While the Trump campaign’s lawsuits have so far been “summarily dismissed,” Michigan Attorney General Dana Nessel (D) said Wednesday that she is concerned the GOP may try to use baseless claims about irregularities or vote tampering to disrupt the certification of Biden’s win, depriving him of the state’s 16 electoral votes…
Election law experts said the most likely outcome in Michigan is still that Biden — who leads Trump by about 148,000 votes — is certified as the winner on Nov. 23. If electors did ultimately defy the will of Michigan voters to support Trump, the president still would not rack up the required number of electoral college votes to stay in office, assuming Biden wins other states in which he is currently leading.
The state’s 83 county canvassing boards are required to complete their certification by Nov. 17. If a county cannot agree to certify results, it is required to send data to the state canvassing board, which meets Nov. 23 to consider certification.
If that board reaches an impasse, state law directs the legislature to act.

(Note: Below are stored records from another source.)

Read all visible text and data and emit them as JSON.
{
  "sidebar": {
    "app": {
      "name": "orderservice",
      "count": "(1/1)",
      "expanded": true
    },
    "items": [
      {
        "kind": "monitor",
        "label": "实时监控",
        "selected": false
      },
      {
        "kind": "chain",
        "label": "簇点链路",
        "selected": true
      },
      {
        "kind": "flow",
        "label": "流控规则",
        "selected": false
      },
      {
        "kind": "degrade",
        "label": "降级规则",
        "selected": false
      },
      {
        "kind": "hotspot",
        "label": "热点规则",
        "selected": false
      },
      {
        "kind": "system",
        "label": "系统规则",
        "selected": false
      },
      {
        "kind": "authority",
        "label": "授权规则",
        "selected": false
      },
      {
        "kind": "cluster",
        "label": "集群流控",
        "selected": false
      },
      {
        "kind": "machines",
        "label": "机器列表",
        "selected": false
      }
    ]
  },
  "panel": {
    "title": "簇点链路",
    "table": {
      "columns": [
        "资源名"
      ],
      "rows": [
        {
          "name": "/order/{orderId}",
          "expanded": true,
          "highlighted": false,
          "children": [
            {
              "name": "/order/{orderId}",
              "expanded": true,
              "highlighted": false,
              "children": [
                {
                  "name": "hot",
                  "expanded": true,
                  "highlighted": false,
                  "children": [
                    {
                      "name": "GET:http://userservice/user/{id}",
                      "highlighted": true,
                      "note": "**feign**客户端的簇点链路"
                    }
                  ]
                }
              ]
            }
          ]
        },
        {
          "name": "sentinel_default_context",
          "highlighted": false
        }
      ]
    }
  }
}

While that is a long-shot possibility that has never happened, Democrats are now beginning to express worry about it.